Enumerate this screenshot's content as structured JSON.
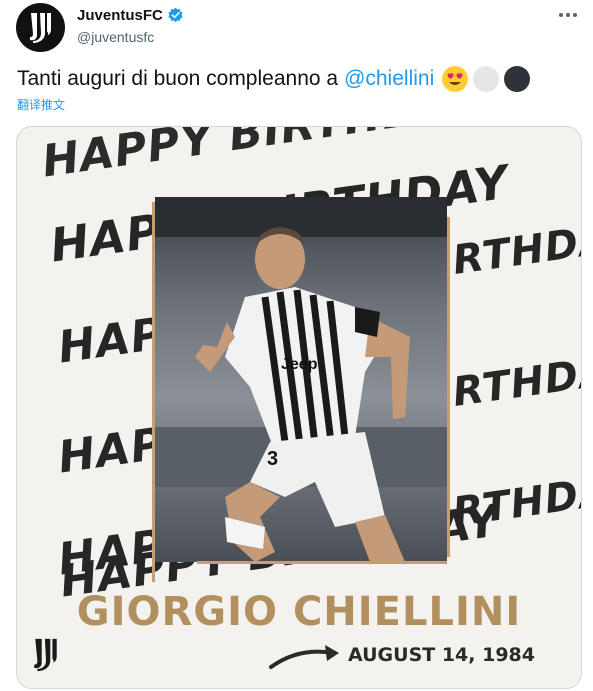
{
  "account": {
    "display_name": "JuventusFC",
    "handle": "@juventusfc"
  },
  "tweet": {
    "text": "Tanti auguri di buon compleanno a",
    "mention": "@chiellini",
    "emojis": [
      "heart-eyes-emoji",
      "white-circle-emoji",
      "black-circle-emoji"
    ],
    "translate_label": "翻译推文"
  },
  "card": {
    "bg_words": [
      {
        "text": "HAPPY BIRTHDAY"
      },
      {
        "text": "HAPPY BIRTHDAY"
      },
      {
        "text": "HAPPY"
      },
      {
        "text": "BIRTHDAY"
      },
      {
        "text": "HAPPY"
      },
      {
        "text": "BIRTHDAY"
      },
      {
        "text": "HAPPY"
      },
      {
        "text": "BIRTHDAY"
      },
      {
        "text": "HAPPY BIRTHDAY"
      }
    ],
    "player_name": "GIORGIO CHIELLINI",
    "date": "AUGUST 14, 1984",
    "jersey_sponsor": "Jeep",
    "jersey_number": "3"
  },
  "colors": {
    "link": "#1d9bf0",
    "gold": "#b28f5e",
    "verified": "#1d9bf0"
  }
}
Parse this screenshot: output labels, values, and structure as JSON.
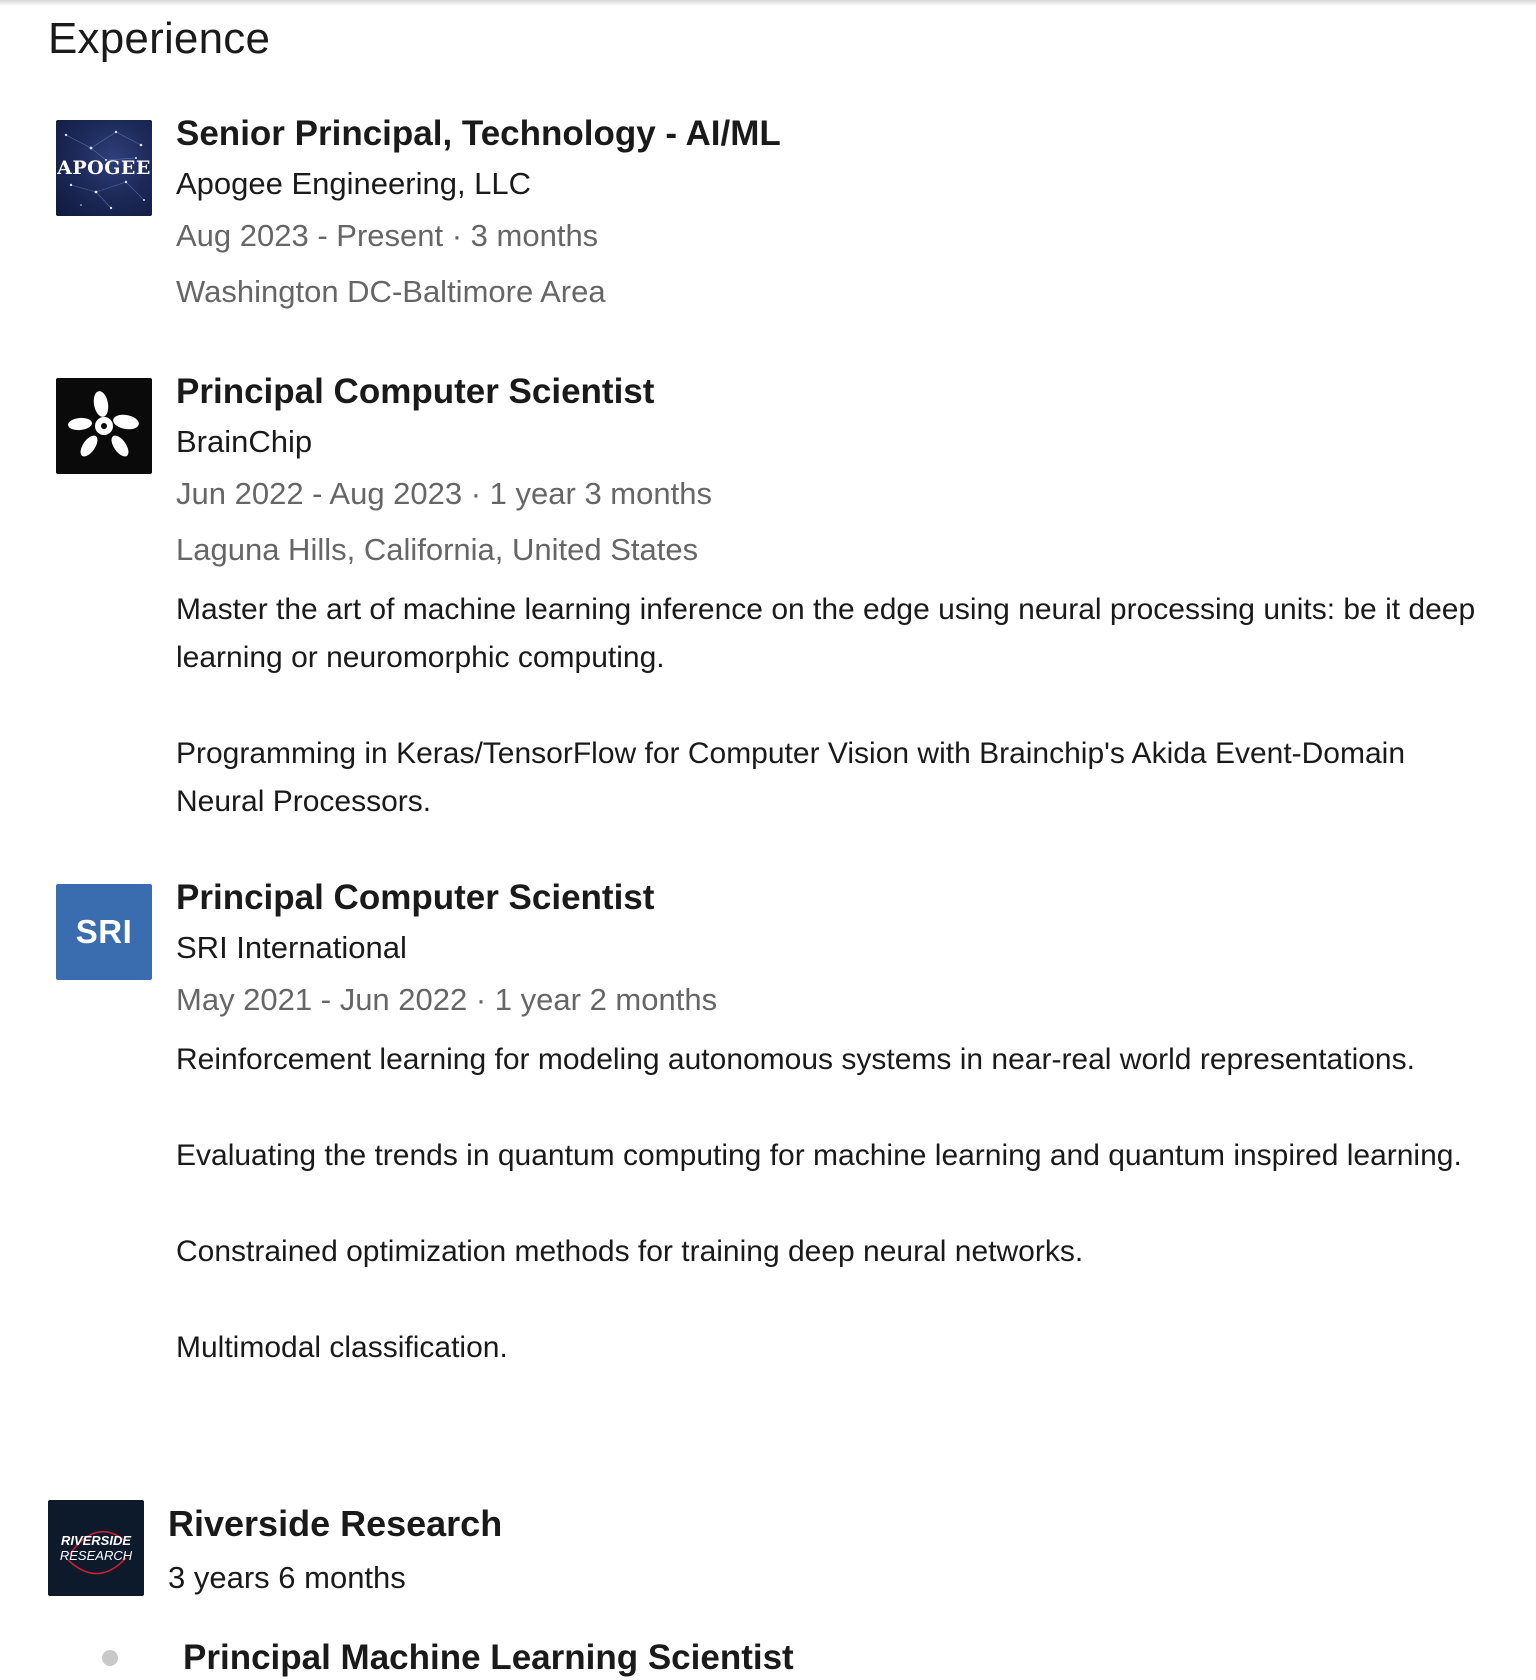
{
  "section": {
    "title": "Experience"
  },
  "entries": [
    {
      "logo_text": "APOGEE",
      "title": "Senior Principal, Technology - AI/ML",
      "company": "Apogee Engineering, LLC",
      "dates": "Aug 2023 - Present · 3 months",
      "location": "Washington DC-Baltimore Area",
      "description": []
    },
    {
      "logo_text": "",
      "title": "Principal Computer Scientist",
      "company": "BrainChip",
      "dates": "Jun 2022 - Aug 2023 · 1 year 3 months",
      "location": "Laguna Hills, California, United States",
      "description": [
        "Master the art of machine learning inference on the edge using neural processing units: be it deep learning or neuromorphic computing.",
        "Programming in Keras/TensorFlow for Computer Vision with Brainchip's Akida Event-Domain Neural Processors."
      ]
    },
    {
      "logo_text": "SRI",
      "title": "Principal Computer Scientist",
      "company": "SRI International",
      "dates": "May 2021 - Jun 2022 · 1 year 2 months",
      "location": "",
      "description": [
        "Reinforcement learning for modeling autonomous systems in near-real world representations.",
        "Evaluating the trends in quantum computing for machine learning and quantum inspired learning.",
        "Constrained optimization methods for training deep neural networks.",
        "Multimodal classification."
      ]
    }
  ],
  "group": {
    "logo_line1": "RIVERSIDE",
    "logo_line2": "RESEARCH",
    "company": "Riverside Research",
    "duration": "3 years 6 months",
    "first_role_title": "Principal Machine Learning Scientist"
  },
  "colors": {
    "text_primary": "#1a1a1a",
    "text_secondary": "#666666",
    "apogee_bg": "#1d2a5a",
    "brainchip_bg": "#0a0a0a",
    "sri_bg": "#3a6db0",
    "riverside_bg": "#0d1a2c"
  }
}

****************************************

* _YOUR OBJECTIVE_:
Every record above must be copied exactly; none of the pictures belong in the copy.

* _WRITTEN RESPONSE_:
Enumerate this screenshot's content as structured JSON.
{
  "account": {
    "display_name": "JuventusFC",
    "handle": "@juventusfc"
  },
  "tweet": {
    "text": "Tanti auguri di buon compleanno a",
    "mention": "@chiellini",
    "emojis": [
      "heart-eyes-emoji",
      "white-circle-emoji",
      "black-circle-emoji"
    ],
    "translate_label": "翻译推文"
  },
  "card": {
    "bg_words": [
      {
        "text": "HAPPY BIRTHDAY"
      },
      {
        "text": "HAPPY BIRTHDAY"
      },
      {
        "text": "HAPPY"
      },
      {
        "text": "BIRTHDAY"
      },
      {
        "text": "HAPPY"
      },
      {
        "text": "BIRTHDAY"
      },
      {
        "text": "HAPPY"
      },
      {
        "text": "BIRTHDAY"
      },
      {
        "text": "HAPPY BIRTHDAY"
      }
    ],
    "player_name": "GIORGIO CHIELLINI",
    "date": "AUGUST 14, 1984",
    "jersey_sponsor": "Jeep",
    "jersey_number": "3"
  },
  "colors": {
    "link": "#1d9bf0",
    "gold": "#b28f5e",
    "verified": "#1d9bf0"
  }
}
Parse this screenshot: output labels, values, and structure as JSON.
{
  "section": {
    "title": "Experience"
  },
  "entries": [
    {
      "logo_text": "APOGEE",
      "title": "Senior Principal, Technology - AI/ML",
      "company": "Apogee Engineering, LLC",
      "dates": "Aug 2023 - Present · 3 months",
      "location": "Washington DC-Baltimore Area",
      "description": []
    },
    {
      "logo_text": "",
      "title": "Principal Computer Scientist",
      "company": "BrainChip",
      "dates": "Jun 2022 - Aug 2023 · 1 year 3 months",
      "location": "Laguna Hills, California, United States",
      "description": [
        "Master the art of machine learning inference on the edge using neural processing units: be it deep learning or neuromorphic computing.",
        "Programming in Keras/TensorFlow for Computer Vision with Brainchip's Akida Event-Domain Neural Processors."
      ]
    },
    {
      "logo_text": "SRI",
      "title": "Principal Computer Scientist",
      "company": "SRI International",
      "dates": "May 2021 - Jun 2022 · 1 year 2 months",
      "location": "",
      "description": [
        "Reinforcement learning for modeling autonomous systems in near-real world representations.",
        "Evaluating the trends in quantum computing for machine learning and quantum inspired learning.",
        "Constrained optimization methods for training deep neural networks.",
        "Multimodal classification."
      ]
    }
  ],
  "group": {
    "logo_line1": "RIVERSIDE",
    "logo_line2": "RESEARCH",
    "company": "Riverside Research",
    "duration": "3 years 6 months",
    "first_role_title": "Principal Machine Learning Scientist"
  },
  "colors": {
    "text_primary": "#1a1a1a",
    "text_secondary": "#666666",
    "apogee_bg": "#1d2a5a",
    "brainchip_bg": "#0a0a0a",
    "sri_bg": "#3a6db0",
    "riverside_bg": "#0d1a2c"
  }
}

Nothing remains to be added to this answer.